Task objective: Search the records below for "room" and copy every line it turns up in.

Records contained in a dataset:
+--

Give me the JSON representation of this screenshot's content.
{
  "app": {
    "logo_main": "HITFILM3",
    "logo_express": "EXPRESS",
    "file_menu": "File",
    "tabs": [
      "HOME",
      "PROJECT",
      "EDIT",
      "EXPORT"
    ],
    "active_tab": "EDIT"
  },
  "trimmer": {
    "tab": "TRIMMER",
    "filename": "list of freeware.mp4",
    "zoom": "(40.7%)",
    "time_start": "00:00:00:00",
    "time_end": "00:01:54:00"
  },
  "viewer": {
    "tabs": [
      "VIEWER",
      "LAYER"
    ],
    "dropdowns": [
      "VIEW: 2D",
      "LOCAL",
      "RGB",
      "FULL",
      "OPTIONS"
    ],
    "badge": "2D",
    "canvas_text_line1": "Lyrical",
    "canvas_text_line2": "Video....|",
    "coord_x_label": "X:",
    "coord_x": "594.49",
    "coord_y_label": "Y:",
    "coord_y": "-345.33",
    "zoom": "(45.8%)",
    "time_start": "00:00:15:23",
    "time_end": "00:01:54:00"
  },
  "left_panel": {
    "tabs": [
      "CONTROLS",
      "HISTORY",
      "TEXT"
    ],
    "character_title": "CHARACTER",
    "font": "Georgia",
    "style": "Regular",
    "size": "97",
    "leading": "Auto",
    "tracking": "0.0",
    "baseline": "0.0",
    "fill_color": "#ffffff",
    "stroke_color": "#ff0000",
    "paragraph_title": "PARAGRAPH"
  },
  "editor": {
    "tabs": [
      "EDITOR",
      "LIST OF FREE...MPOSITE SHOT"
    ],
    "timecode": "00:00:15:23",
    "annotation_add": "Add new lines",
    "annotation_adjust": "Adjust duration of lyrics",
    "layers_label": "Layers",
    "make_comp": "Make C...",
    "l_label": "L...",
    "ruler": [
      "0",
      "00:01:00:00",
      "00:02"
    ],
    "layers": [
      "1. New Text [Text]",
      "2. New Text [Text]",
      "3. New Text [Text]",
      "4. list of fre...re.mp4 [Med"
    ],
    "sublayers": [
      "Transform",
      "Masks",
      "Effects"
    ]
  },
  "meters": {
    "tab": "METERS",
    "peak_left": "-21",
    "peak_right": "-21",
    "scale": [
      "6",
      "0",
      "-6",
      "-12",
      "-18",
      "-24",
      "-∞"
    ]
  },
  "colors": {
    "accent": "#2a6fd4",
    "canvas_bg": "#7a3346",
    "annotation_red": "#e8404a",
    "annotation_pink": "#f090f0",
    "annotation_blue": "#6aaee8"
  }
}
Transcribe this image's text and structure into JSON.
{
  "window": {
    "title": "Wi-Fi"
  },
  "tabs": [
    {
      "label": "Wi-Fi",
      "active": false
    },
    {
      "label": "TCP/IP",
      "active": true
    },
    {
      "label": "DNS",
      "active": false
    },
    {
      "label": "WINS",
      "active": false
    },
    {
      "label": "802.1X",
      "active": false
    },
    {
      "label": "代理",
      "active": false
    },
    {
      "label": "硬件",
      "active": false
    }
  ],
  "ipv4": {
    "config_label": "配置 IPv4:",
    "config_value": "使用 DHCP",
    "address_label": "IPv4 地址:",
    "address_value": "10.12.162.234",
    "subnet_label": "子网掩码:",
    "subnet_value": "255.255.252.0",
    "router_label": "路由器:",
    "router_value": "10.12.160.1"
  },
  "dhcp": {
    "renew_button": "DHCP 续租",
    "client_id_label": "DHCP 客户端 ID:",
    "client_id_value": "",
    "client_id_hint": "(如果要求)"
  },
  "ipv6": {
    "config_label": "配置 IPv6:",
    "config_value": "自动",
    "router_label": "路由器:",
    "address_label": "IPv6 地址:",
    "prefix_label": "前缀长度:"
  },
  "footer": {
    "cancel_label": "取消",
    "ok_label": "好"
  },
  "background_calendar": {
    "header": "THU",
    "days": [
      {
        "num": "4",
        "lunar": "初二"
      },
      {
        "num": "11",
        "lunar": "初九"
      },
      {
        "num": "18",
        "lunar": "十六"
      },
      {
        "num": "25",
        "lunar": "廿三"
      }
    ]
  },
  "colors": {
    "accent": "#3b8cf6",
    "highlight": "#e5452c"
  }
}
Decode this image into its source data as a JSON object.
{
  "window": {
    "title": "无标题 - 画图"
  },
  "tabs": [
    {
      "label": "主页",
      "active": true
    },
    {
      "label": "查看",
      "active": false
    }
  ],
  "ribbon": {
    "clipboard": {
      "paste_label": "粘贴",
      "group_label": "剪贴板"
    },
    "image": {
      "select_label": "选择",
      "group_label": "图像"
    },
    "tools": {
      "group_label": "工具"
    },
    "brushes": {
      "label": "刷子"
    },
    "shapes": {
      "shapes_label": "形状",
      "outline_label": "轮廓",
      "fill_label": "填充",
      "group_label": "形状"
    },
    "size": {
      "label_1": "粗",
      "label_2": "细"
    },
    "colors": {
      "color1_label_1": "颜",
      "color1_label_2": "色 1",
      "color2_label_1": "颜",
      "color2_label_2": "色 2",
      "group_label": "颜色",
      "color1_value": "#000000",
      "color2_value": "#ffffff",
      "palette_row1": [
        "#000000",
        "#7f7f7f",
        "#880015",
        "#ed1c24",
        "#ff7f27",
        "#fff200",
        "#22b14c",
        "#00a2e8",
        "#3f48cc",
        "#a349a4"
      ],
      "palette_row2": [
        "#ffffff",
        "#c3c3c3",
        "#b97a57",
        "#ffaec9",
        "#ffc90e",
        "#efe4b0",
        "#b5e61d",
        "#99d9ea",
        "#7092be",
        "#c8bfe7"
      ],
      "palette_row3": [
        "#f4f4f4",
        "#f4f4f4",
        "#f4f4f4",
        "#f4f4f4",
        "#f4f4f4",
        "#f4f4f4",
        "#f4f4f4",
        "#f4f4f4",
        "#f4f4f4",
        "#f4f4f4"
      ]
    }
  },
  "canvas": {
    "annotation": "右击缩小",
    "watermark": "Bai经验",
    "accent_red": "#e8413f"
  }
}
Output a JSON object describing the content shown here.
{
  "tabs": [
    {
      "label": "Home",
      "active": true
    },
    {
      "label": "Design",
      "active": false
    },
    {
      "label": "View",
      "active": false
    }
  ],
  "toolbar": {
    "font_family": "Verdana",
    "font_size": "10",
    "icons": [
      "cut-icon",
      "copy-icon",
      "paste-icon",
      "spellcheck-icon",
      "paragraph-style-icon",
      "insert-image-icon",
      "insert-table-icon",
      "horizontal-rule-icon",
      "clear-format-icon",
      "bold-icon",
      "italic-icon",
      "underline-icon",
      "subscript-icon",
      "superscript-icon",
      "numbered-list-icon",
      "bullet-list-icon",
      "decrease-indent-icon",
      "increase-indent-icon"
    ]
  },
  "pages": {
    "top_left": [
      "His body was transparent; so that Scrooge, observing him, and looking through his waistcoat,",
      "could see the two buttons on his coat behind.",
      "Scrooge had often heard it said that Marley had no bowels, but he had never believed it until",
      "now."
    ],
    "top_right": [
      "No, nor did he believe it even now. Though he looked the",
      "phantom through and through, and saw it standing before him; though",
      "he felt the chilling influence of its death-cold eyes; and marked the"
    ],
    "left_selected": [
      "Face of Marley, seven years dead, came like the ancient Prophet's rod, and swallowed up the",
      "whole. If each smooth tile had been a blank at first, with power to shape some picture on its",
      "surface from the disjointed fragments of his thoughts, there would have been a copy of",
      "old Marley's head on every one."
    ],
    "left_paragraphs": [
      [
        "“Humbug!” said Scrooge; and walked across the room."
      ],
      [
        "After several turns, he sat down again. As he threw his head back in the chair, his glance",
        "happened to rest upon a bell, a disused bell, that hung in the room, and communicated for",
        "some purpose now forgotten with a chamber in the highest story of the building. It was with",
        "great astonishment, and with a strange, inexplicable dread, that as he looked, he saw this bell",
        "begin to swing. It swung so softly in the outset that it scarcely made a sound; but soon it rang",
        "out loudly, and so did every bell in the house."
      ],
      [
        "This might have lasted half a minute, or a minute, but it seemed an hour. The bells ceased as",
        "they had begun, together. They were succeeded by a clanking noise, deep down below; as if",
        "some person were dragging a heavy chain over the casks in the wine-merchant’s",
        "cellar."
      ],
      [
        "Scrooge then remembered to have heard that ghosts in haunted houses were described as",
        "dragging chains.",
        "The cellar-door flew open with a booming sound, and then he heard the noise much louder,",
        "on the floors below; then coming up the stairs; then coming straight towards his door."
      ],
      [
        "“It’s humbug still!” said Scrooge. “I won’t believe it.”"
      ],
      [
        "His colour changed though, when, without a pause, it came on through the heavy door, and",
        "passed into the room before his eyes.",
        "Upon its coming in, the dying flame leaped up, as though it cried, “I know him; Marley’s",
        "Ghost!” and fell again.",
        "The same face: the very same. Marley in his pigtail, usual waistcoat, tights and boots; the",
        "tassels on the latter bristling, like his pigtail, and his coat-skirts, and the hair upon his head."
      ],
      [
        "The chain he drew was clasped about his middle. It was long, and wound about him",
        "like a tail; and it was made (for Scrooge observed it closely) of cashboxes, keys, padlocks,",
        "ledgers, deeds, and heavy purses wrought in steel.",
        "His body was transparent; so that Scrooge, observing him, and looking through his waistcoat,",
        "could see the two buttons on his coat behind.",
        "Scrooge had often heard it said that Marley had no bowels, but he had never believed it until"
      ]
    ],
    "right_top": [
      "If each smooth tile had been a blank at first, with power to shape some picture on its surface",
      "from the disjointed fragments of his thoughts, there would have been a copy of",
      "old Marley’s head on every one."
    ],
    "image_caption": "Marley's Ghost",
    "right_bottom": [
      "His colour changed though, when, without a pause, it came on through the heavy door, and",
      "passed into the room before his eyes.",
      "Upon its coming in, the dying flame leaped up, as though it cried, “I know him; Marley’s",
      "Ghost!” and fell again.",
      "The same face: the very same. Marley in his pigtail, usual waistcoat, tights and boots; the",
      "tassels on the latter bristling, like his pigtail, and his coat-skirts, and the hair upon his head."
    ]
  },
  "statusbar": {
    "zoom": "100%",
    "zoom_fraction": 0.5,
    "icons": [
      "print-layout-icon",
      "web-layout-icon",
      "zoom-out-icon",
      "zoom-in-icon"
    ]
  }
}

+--

The answer:
        "“Humbug!” said Scrooge; and walked across the room."
        "happened to rest upon a bell, a disused bell, that hung in the room, and communicated for",
        "passed into the room before his eyes.",
      "passed into the room before his eyes.",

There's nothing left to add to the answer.